There are a few limitations as mentioned above and those users can be excluded from the current user-base of Ubuntu. Well, you can't run FCP on Windows and Sony Vegas Pro on Mac, so there will always be programs that run on one platform but not on others, due to demand. That doesn't mean Ubuntu is not targeting those users. Ubuntu teams are working hard to attract 3rd party developers with their programs to bridge the gap. It's only a matter of time that you may be running mainstream apps on Ubuntu.
At the same time it's also possible that the open source alternatives of such apps will become so powerful and popular that you won't need PhotoShop as GIMP will be a superior tool.
The success of Blender, FireFox, Chromium, VLC, LibreOffice, MySQL, Android, Apache, etc has proved that nothing to do with proprietary-ness of the code. Open source development, under focused team, can be far superior to the non-free development.
Ubuntu Takes Care Of 95% Of My Computing
I use Ubuntu for 95% of my work. Only thing that I can't do under Ubuntu is film editing for which I use cheaper Sony Vegas Pro under Windows 7. Yes, I do play Crisis, COD or MoH and always pre-order the latest version on Amazon. So, these are two areas – film-editing and gaming – where I use Windows, but then I treat it more like an appliance -- a coffee maker. I don't use Windows for general purpose computing because I can do everything under Ubuntu.
Hardware Support Under Ubuntu
I think this is the use-case of a majority of users. I admit there are some areas where I have to be careful and one such area is buying hardware. I have to make sure that it works under Linux. Well, then I always do research before making any purchase decision.
This is actually funny as I was building a new PC (to be used as Windows appliance for film-editing) and ordered a D-Link wifi card only to find later that Windows was not detecting it. On the site of the card said it was not supported by Windows 7. When I popped the Ubuntu Live CD it detected the card and it worked fine.
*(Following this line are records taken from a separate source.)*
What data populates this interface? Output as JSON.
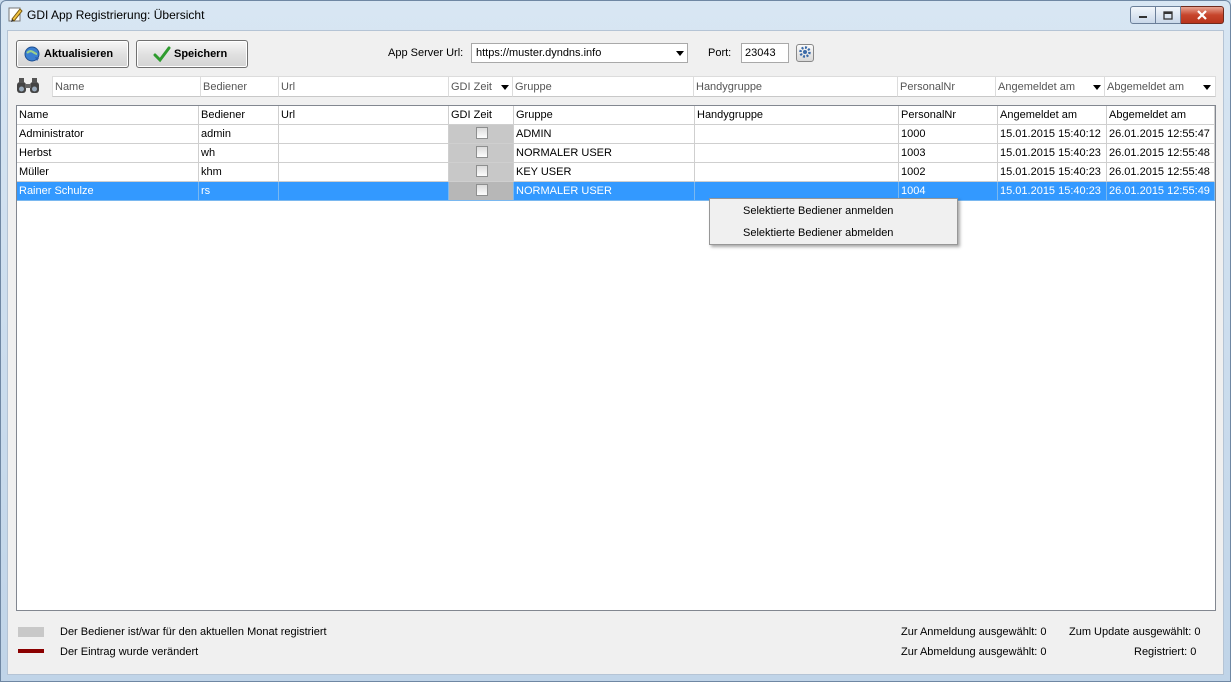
{
  "window": {
    "title": "GDI App Registrierung: Übersicht"
  },
  "toolbar": {
    "refresh_label": "Aktualisieren",
    "save_label": "Speichern",
    "server_url_label": "App Server Url:",
    "server_url_value": "https://muster.dyndns.info",
    "port_label": "Port:",
    "port_value": "23043"
  },
  "filters": [
    {
      "placeholder": "Name"
    },
    {
      "placeholder": "Bediener"
    },
    {
      "placeholder": "Url"
    },
    {
      "placeholder": "GDI Zeit",
      "dropdown": true
    },
    {
      "placeholder": "Gruppe"
    },
    {
      "placeholder": "Handygruppe"
    },
    {
      "placeholder": "PersonalNr"
    },
    {
      "placeholder": "Angemeldet am",
      "dropdown": true
    },
    {
      "placeholder": "Abgemeldet am",
      "dropdown": true
    }
  ],
  "table": {
    "columns": [
      "Name",
      "Bediener",
      "Url",
      "GDI Zeit",
      "Gruppe",
      "Handygruppe",
      "PersonalNr",
      "Angemeldet am",
      "Abgemeldet am"
    ],
    "rows": [
      {
        "name": "Administrator",
        "bediener": "admin",
        "url": "",
        "gdi_zeit": false,
        "gruppe": "ADMIN",
        "handygruppe": "",
        "personalnr": "1000",
        "angemeldet": "15.01.2015 15:40:12",
        "abgemeldet": "26.01.2015 12:55:47",
        "selected": false
      },
      {
        "name": "Herbst",
        "bediener": "wh",
        "url": "",
        "gdi_zeit": false,
        "gruppe": "NORMALER USER",
        "handygruppe": "",
        "personalnr": "1003",
        "angemeldet": "15.01.2015 15:40:23",
        "abgemeldet": "26.01.2015 12:55:48",
        "selected": false
      },
      {
        "name": "Müller",
        "bediener": "khm",
        "url": "",
        "gdi_zeit": false,
        "gruppe": "KEY USER",
        "handygruppe": "",
        "personalnr": "1002",
        "angemeldet": "15.01.2015 15:40:23",
        "abgemeldet": "26.01.2015 12:55:48",
        "selected": false
      },
      {
        "name": "Rainer Schulze",
        "bediener": "rs",
        "url": "",
        "gdi_zeit": false,
        "gruppe": "NORMALER USER",
        "handygruppe": "",
        "personalnr": "1004",
        "angemeldet": "15.01.2015 15:40:23",
        "abgemeldet": "26.01.2015 12:55:49",
        "selected": true
      }
    ]
  },
  "context_menu": {
    "items": [
      "Selektierte Bediener anmelden",
      "Selektierte Bediener abmelden"
    ]
  },
  "legend": {
    "registered_text": "Der Bediener ist/war für den aktuellen Monat registriert",
    "registered_color": "#c8c8c8",
    "changed_text": "Der Eintrag wurde verändert",
    "changed_color": "#8b0000"
  },
  "status": {
    "login_selected": "Zur Anmeldung ausgewählt: 0",
    "update_selected": "Zum Update ausgewählt: 0",
    "logout_selected": "Zur Abmeldung ausgewählt: 0",
    "registered": "Registriert: 0"
  },
  "colors": {
    "selection": "#3399ff",
    "title_gradient_top": "#d8e6f3",
    "close_button": "#c7452c"
  }
}
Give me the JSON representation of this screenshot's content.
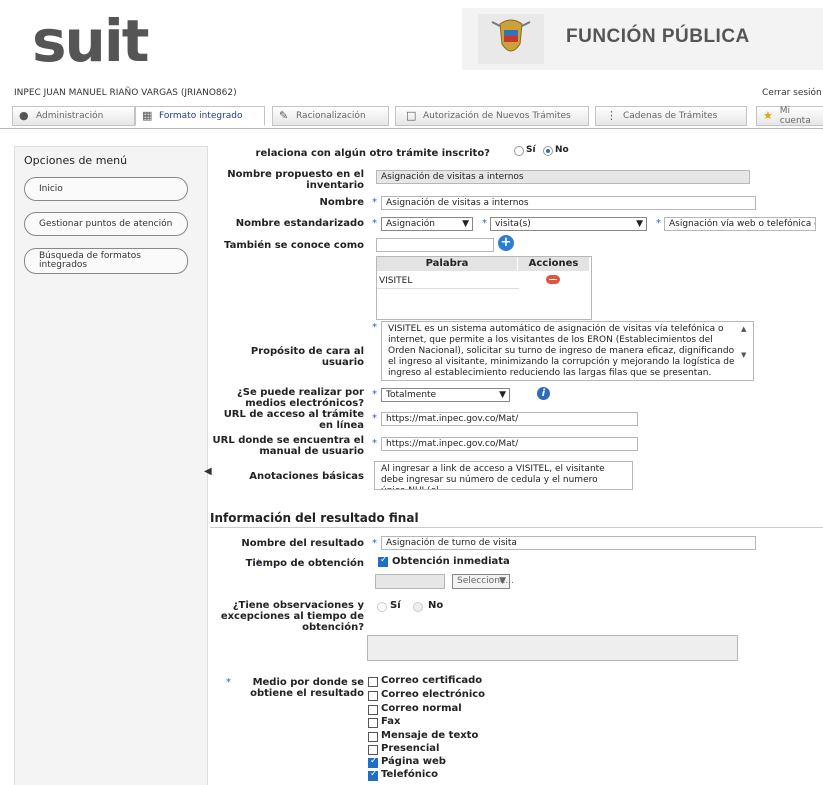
{
  "header": {
    "logo": "suit",
    "org_title": "FUNCIÓN PÚBLICA",
    "user": "INPEC JUAN MANUEL RIAÑO VARGAS (JRIANO862)",
    "logout": "Cerrar sesión"
  },
  "tabs": [
    {
      "label": "Administración",
      "icon": "users-icon"
    },
    {
      "label": "Formato integrado",
      "icon": "form-icon"
    },
    {
      "label": "Racionalización",
      "icon": "edit-icon"
    },
    {
      "label": "Autorización de Nuevos Trámites",
      "icon": "document-icon"
    },
    {
      "label": "Cadenas de Trámites",
      "icon": "chain-icon"
    },
    {
      "label": "Mi cuenta",
      "icon": "star-icon"
    }
  ],
  "sidebar": {
    "title": "Opciones de menú",
    "items": [
      "Inicio",
      "Gestionar puntos de atención",
      "Búsqueda de formatos integrados"
    ]
  },
  "form": {
    "related_label": "relaciona con algún otro trámite inscrito?",
    "related_options": [
      "Sí",
      "No"
    ],
    "related_selected": "No",
    "proposed_name_label": "Nombre propuesto en el inventario",
    "proposed_name_value": "Asignación de visitas a internos",
    "name_label": "Nombre",
    "name_value": "Asignación de visitas a internos",
    "std_name_label": "Nombre estandarizado",
    "std_name_sel1": "Asignación",
    "std_name_sel2": "visita(s)",
    "std_name_text": "Asignación vía web o telefónica de",
    "aka_label": "También se conoce como",
    "aka_value": "",
    "aka_table": {
      "headers": [
        "Palabra",
        "Acciones"
      ],
      "rows": [
        {
          "word": "VISITEL"
        }
      ]
    },
    "purpose_label": "Propósito de cara al usuario",
    "purpose_value": "VISITEL es un sistema automático de asignación de visitas vía telefónica o internet, que permite a los visitantes de los ERON (Establecimientos del Orden Nacional), solicitar su turno de ingreso de manera eficaz, dignificando el ingreso al visitante, minimizando la corrupción y mejorando la logística de ingreso al establecimiento reduciendo las largas filas que se presentan.",
    "electronic_label": "¿Se puede realizar por medios electrónicos?",
    "electronic_value": "Totalmente",
    "url_access_label": "URL de acceso al trámite en línea",
    "url_access_value": "https://mat.inpec.gov.co/Mat/",
    "url_manual_label": "URL donde se encuentra el manual de usuario",
    "url_manual_value": "https://mat.inpec.gov.co/Mat/",
    "notes_label": "Anotaciones básicas",
    "notes_value": "Al ingresar a link de acceso a VISITEL, el visitante debe ingresar su número de cedula y el numero único NUI (el"
  },
  "result": {
    "section_title": "Información del resultado final",
    "result_name_label": "Nombre del resultado",
    "result_name_value": "Asignación de turno de visita",
    "time_label": "Tiempo de obtención",
    "immediate_label": "Obtención inmediata",
    "immediate_checked": true,
    "time_select": "Seleccione...",
    "obs_label": "¿Tiene observaciones y excepciones al tiempo de obtención?",
    "obs_options": [
      "Sí",
      "No"
    ],
    "obs_selected": "No",
    "medium_label": "Medio por donde se obtiene el resultado",
    "mediums": [
      {
        "label": "Correo certificado",
        "checked": false
      },
      {
        "label": "Correo electrónico",
        "checked": false
      },
      {
        "label": "Correo normal",
        "checked": false
      },
      {
        "label": "Fax",
        "checked": false
      },
      {
        "label": "Mensaje de texto",
        "checked": false
      },
      {
        "label": "Presencial",
        "checked": false
      },
      {
        "label": "Página web",
        "checked": true
      },
      {
        "label": "Telefónico",
        "checked": true
      }
    ]
  },
  "colors": {
    "accent": "#2d6db8",
    "tab_active": "#1a3f8f",
    "delete": "#e0553b"
  }
}
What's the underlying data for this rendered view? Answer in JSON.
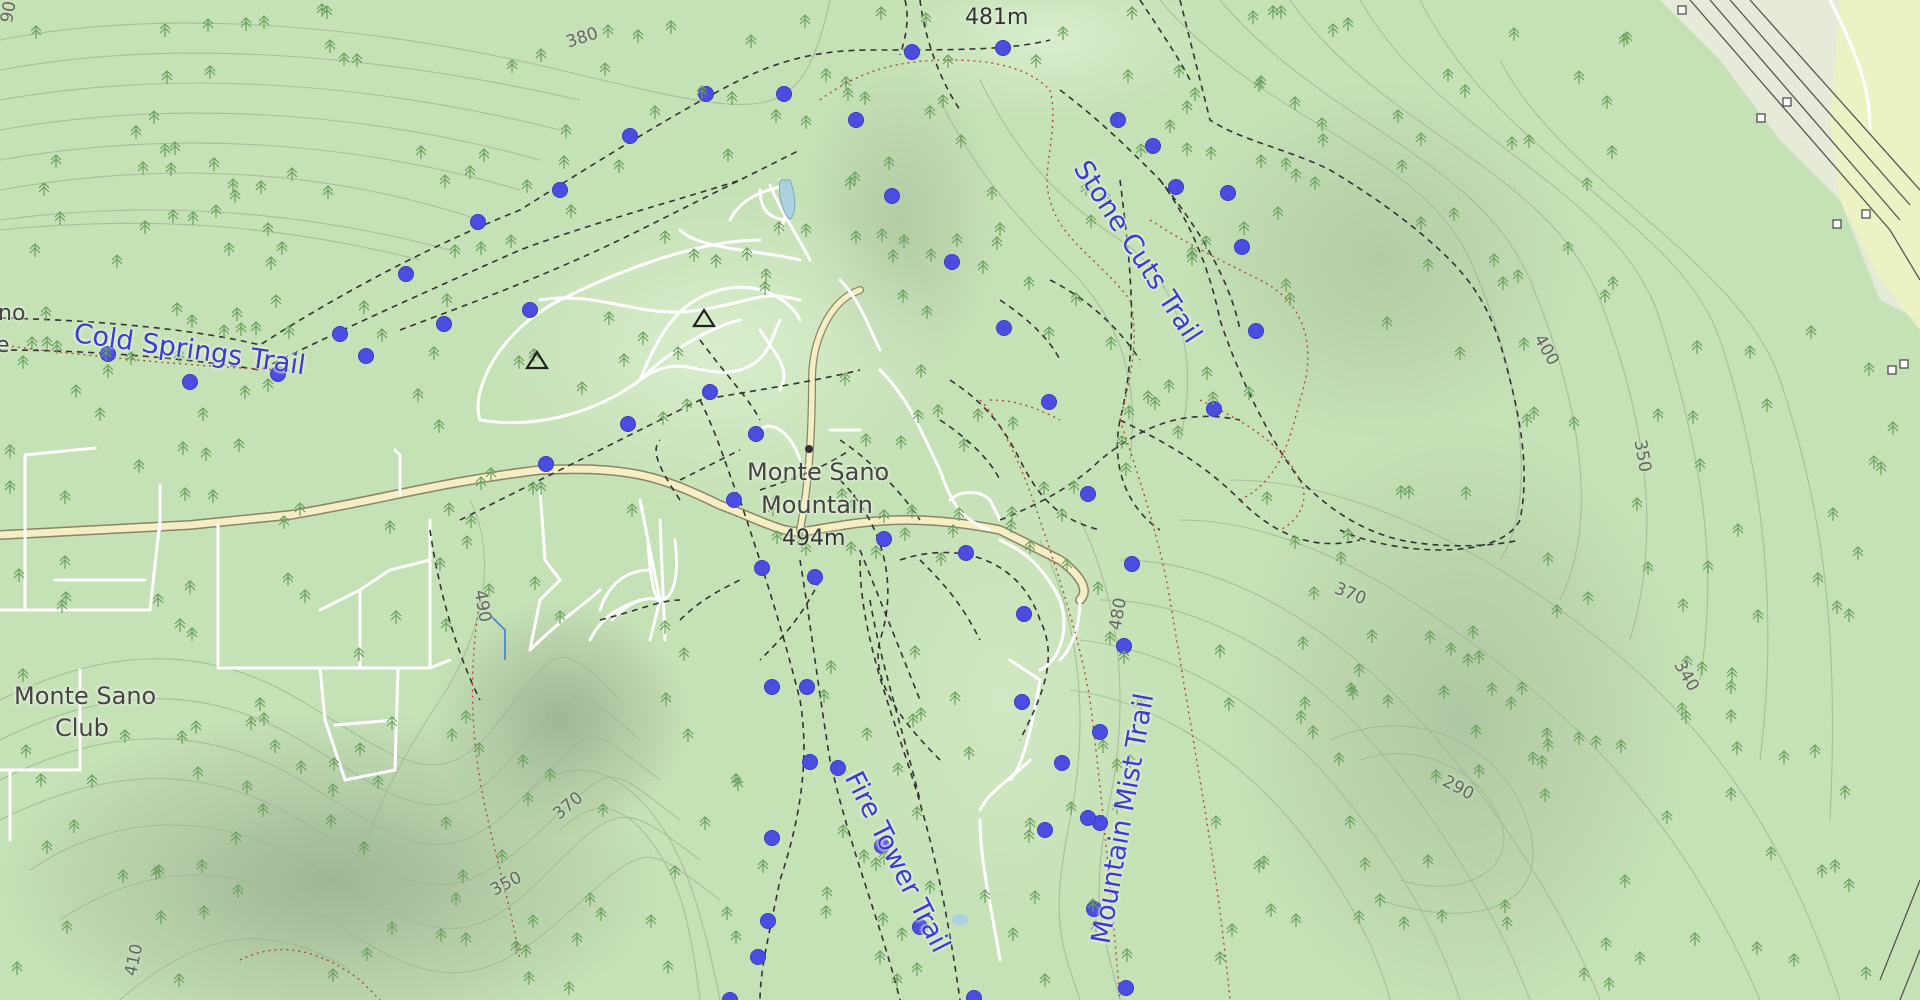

As far my phones are concerned I only have Nexus devices and Google takes care of all the updates OTA. My wife does have the Galaxy 10.1 tab but we never needed Kies to update it. Airdroid does a great job.
So, in my opinion, Ubuntu's target audience is simply the one which wants to use computing power to get a job done.